TASK BRIEF
How many lines in the data below contain the string "this"? State that number only.

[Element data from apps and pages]
---------------
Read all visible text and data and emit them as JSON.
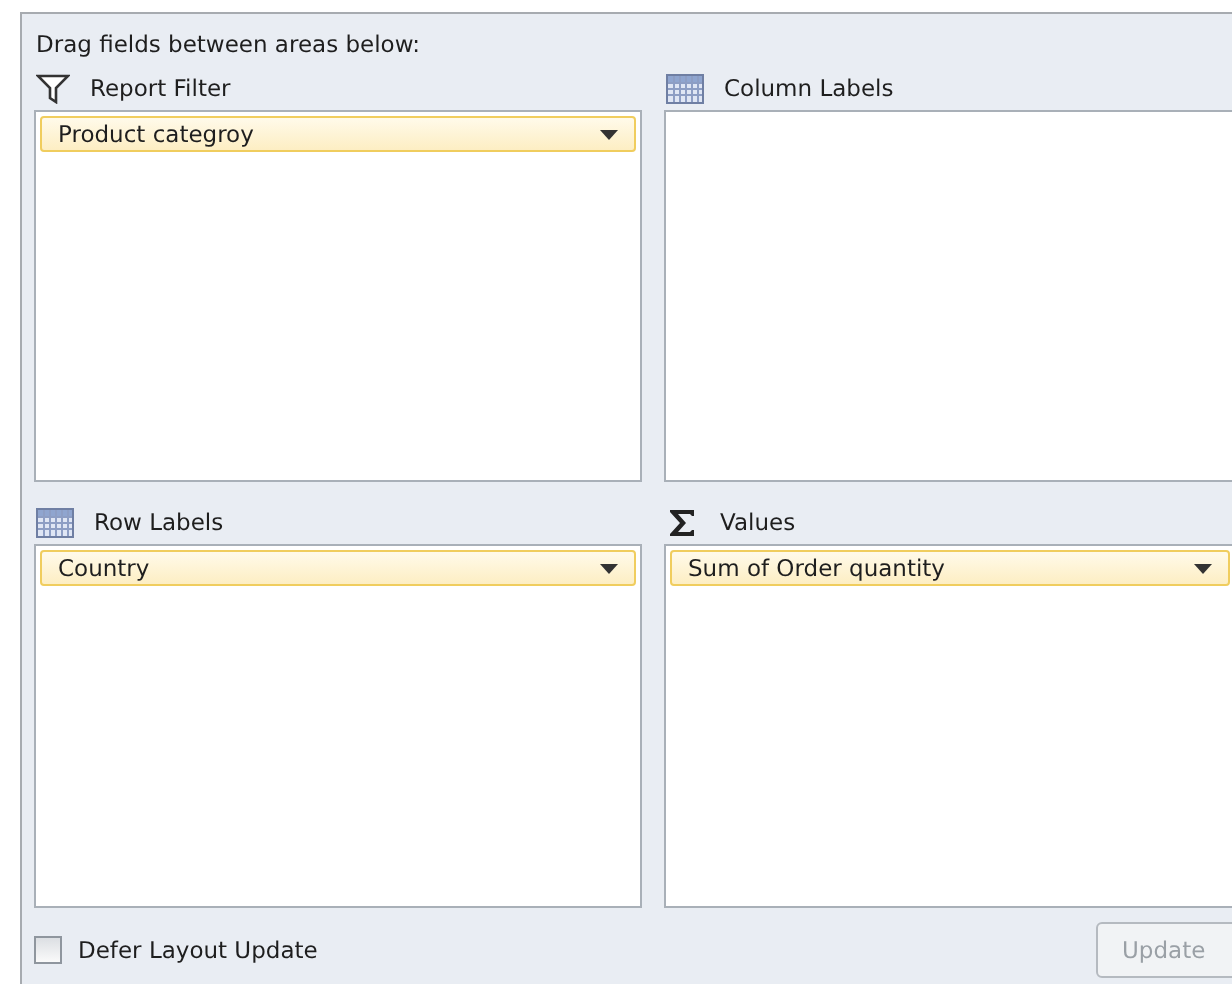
{
  "instruction": "Drag fields between areas below:",
  "areas": [
    {
      "kind": "filter",
      "title": "Report Filter",
      "fields": [
        {
          "label": "Product categroy"
        }
      ]
    },
    {
      "kind": "grid",
      "title": "Column Labels"
    },
    {
      "kind": "grid",
      "title": "Row Labels",
      "fields": [
        {
          "label": "Country"
        }
      ]
    },
    {
      "kind": "sigma",
      "title": "Values",
      "fields": [
        {
          "label": "Sum of Order quantity"
        }
      ]
    }
  ],
  "defer_checkbox": {
    "label": "Defer Layout Update",
    "checked": false
  },
  "update_button": {
    "label": "Update",
    "disabled": true
  }
}
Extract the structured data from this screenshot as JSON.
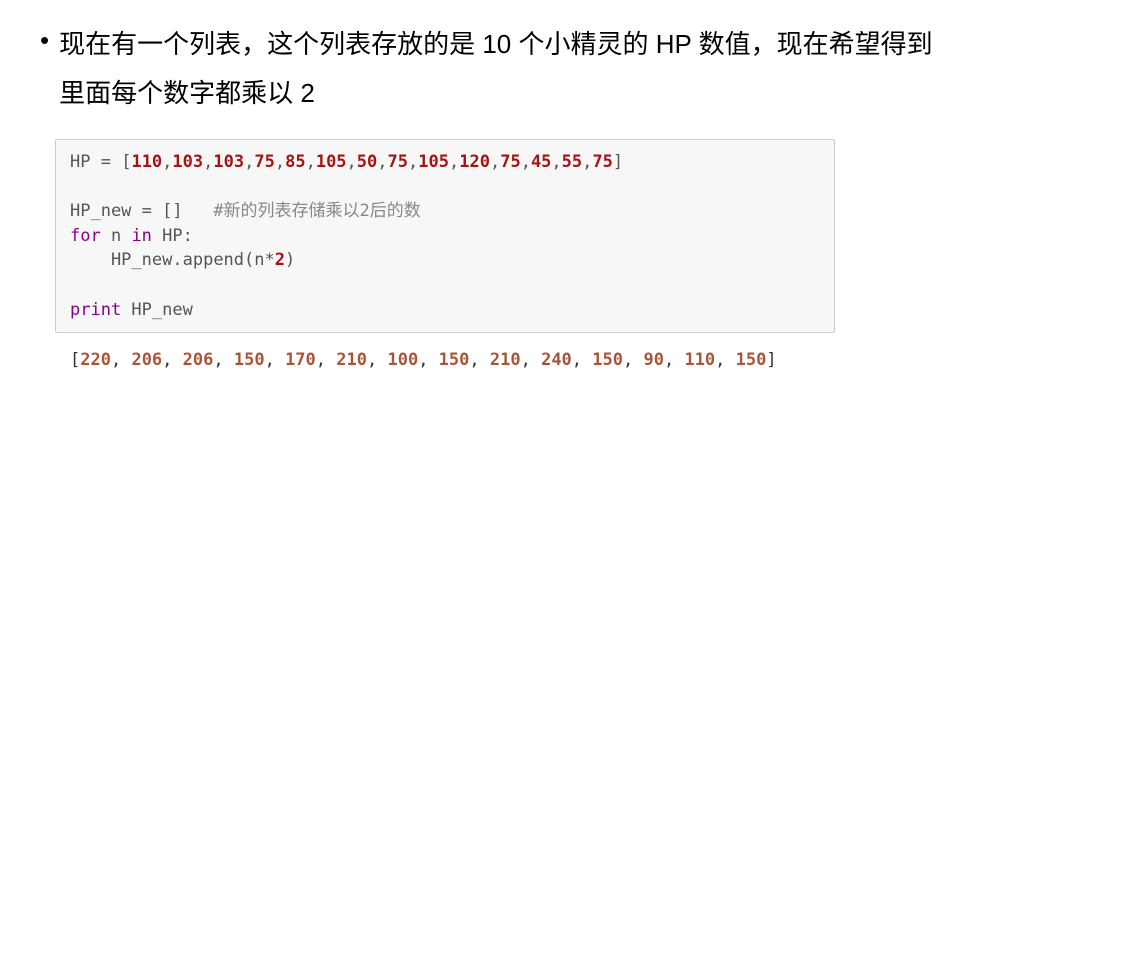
{
  "bullet": {
    "marker": "•",
    "text_line1": "现在有一个列表，这个列表存放的是 10 个小精灵的 HP 数值，现在希望得到",
    "text_line2": "里面每个数字都乘以 2"
  },
  "code": {
    "hp_var": "HP",
    "eq": " = ",
    "open_bracket": "[",
    "close_bracket": "]",
    "hp_values": [
      "110",
      "103",
      "103",
      "75",
      "85",
      "105",
      "50",
      "75",
      "105",
      "120",
      "75",
      "45",
      "55",
      "75"
    ],
    "comma": ",",
    "hpnew_var": "HP_new",
    "empty_list": " = []   ",
    "comment": "#新的列表存储乘以2后的数",
    "for_kw": "for",
    "n_var": " n ",
    "in_kw": "in",
    "hp_ref": " HP:",
    "indent": "    HP_new",
    "append_dot": ".",
    "append_fn": "append",
    "append_open": "(n*",
    "two": "2",
    "append_close": ")",
    "print_kw": "print",
    "print_arg": " HP_new"
  },
  "output": {
    "open_bracket": "[",
    "close_bracket": "]",
    "values": [
      "220",
      "206",
      "206",
      "150",
      "170",
      "210",
      "100",
      "150",
      "210",
      "240",
      "150",
      "90",
      "110",
      "150"
    ],
    "sep": ", "
  }
}
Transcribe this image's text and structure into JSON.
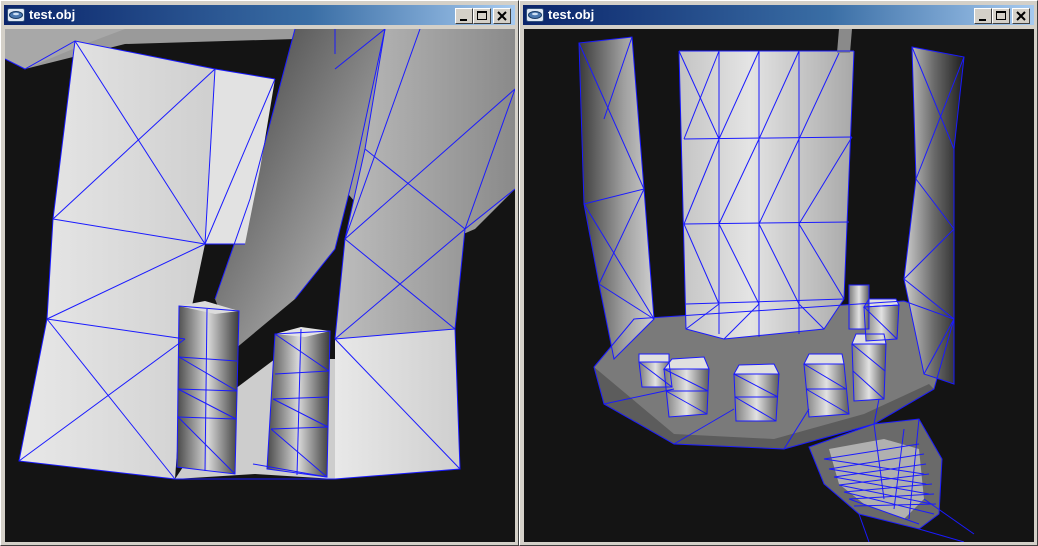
{
  "windows": [
    {
      "title": "test.obj",
      "icon": "app-icon",
      "controls": [
        "minimize-icon",
        "maximize-icon",
        "close-icon"
      ],
      "viewport": {
        "background": "#141414",
        "wireframe_color": "#1a1aff"
      }
    },
    {
      "title": "test.obj",
      "icon": "app-icon",
      "controls": [
        "minimize-icon",
        "maximize-icon",
        "close-icon"
      ],
      "viewport": {
        "background": "#141414",
        "wireframe_color": "#1a1aff"
      }
    }
  ],
  "colors": {
    "titlebar_start": "#0a246a",
    "titlebar_end": "#a6caf0",
    "window_face": "#d4d0c8"
  }
}
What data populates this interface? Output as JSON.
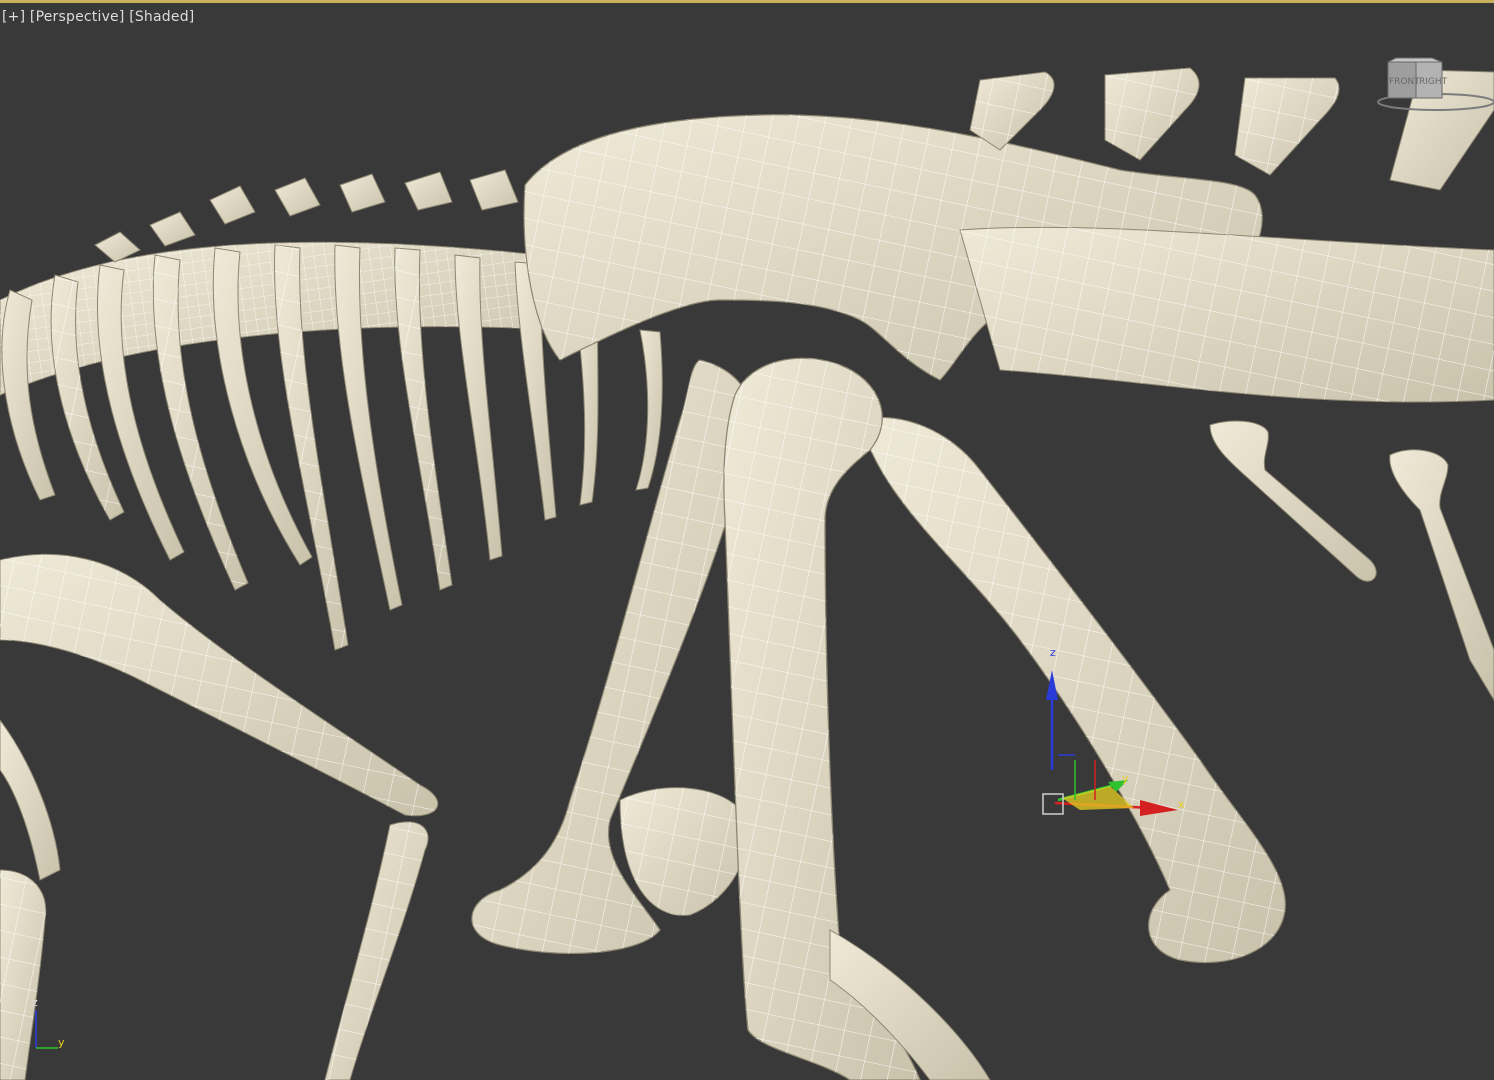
{
  "viewport": {
    "label_menu": "[+]",
    "label_view": "[Perspective]",
    "label_shading": "[Shaded]",
    "active_border_color": "#c8b15a",
    "background_color": "#393939"
  },
  "viewcube": {
    "face_front": "FRONT",
    "face_right": "RIGHT"
  },
  "gizmo": {
    "x_label": "x",
    "y_label": "y",
    "z_label": "z",
    "x_color": "#d42020",
    "y_color": "#2fc22f",
    "z_color": "#2a3cd8",
    "plane_color": "#e8d020"
  },
  "world_axis": {
    "x_label": "x",
    "y_label": "y",
    "z_label": "z"
  },
  "model": {
    "bone_color": "#e3ddca",
    "wire_color": "#ffffff"
  }
}
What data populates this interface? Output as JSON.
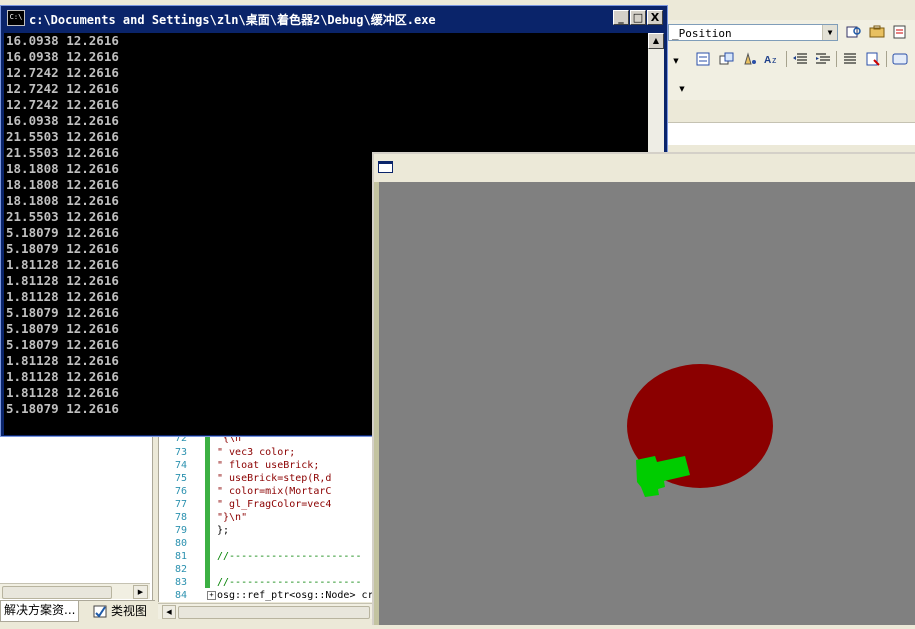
{
  "ide": {
    "toolbar_combo_value": "_Position",
    "solution_tabs": [
      {
        "label": "解决方案资..."
      },
      {
        "label": "类视图"
      }
    ],
    "code_lines": [
      {
        "num": "72",
        "text": "\"{\\n\""
      },
      {
        "num": "73",
        "text": "\"    vec3 color;"
      },
      {
        "num": "74",
        "text": "\"    float useBrick;"
      },
      {
        "num": "75",
        "text": "\"    useBrick=step(R,d"
      },
      {
        "num": "76",
        "text": "\"    color=mix(MortarC"
      },
      {
        "num": "77",
        "text": "\"    gl_FragColor=vec4"
      },
      {
        "num": "78",
        "text": "\"}\\n\""
      },
      {
        "num": "79",
        "text": "};"
      },
      {
        "num": "80",
        "text": ""
      },
      {
        "num": "81",
        "text": "//----------------------"
      },
      {
        "num": "82",
        "text": ""
      },
      {
        "num": "83",
        "text": "//----------------------"
      },
      {
        "num": "84",
        "text": "osg::ref_ptr<osg::Node> cr"
      }
    ]
  },
  "console": {
    "title": "c:\\Documents and Settings\\zln\\桌面\\着色器2\\Debug\\缓冲区.exe",
    "icon_label": "C:\\",
    "buttons": {
      "minimize": "_",
      "maximize": "□",
      "close": "X"
    },
    "lines": [
      "16.0938 12.2616",
      "16.0938 12.2616",
      "12.7242 12.2616",
      "12.7242 12.2616",
      "12.7242 12.2616",
      "16.0938 12.2616",
      "21.5503 12.2616",
      "21.5503 12.2616",
      "18.1808 12.2616",
      "18.1808 12.2616",
      "18.1808 12.2616",
      "21.5503 12.2616",
      "5.18079 12.2616",
      "5.18079 12.2616",
      "1.81128 12.2616",
      "1.81128 12.2616",
      "1.81128 12.2616",
      "5.18079 12.2616",
      "5.18079 12.2616",
      "5.18079 12.2616",
      "1.81128 12.2616",
      "1.81128 12.2616",
      "1.81128 12.2616",
      "5.18079 12.2616"
    ]
  },
  "viewer": {
    "background_color": "#808080",
    "ellipse_color": "#8B0000",
    "shape_color": "#00CC00"
  }
}
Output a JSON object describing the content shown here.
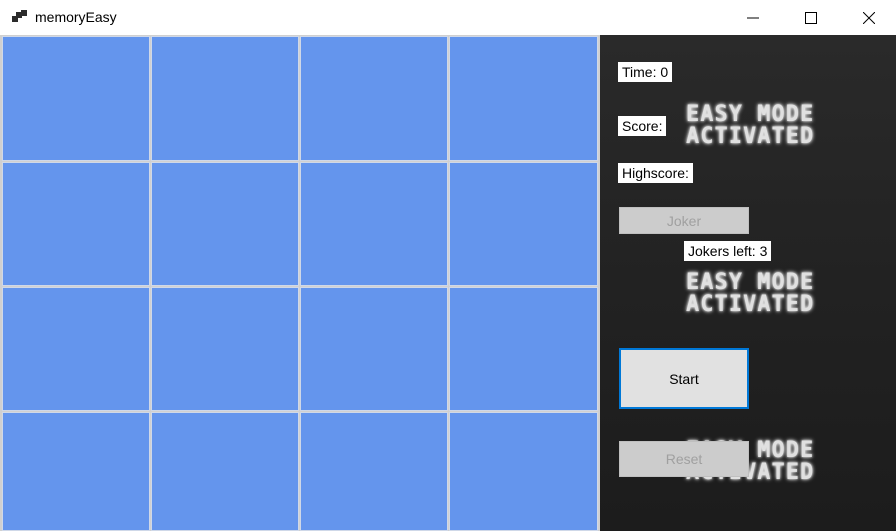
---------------
ANSWER SECTION
4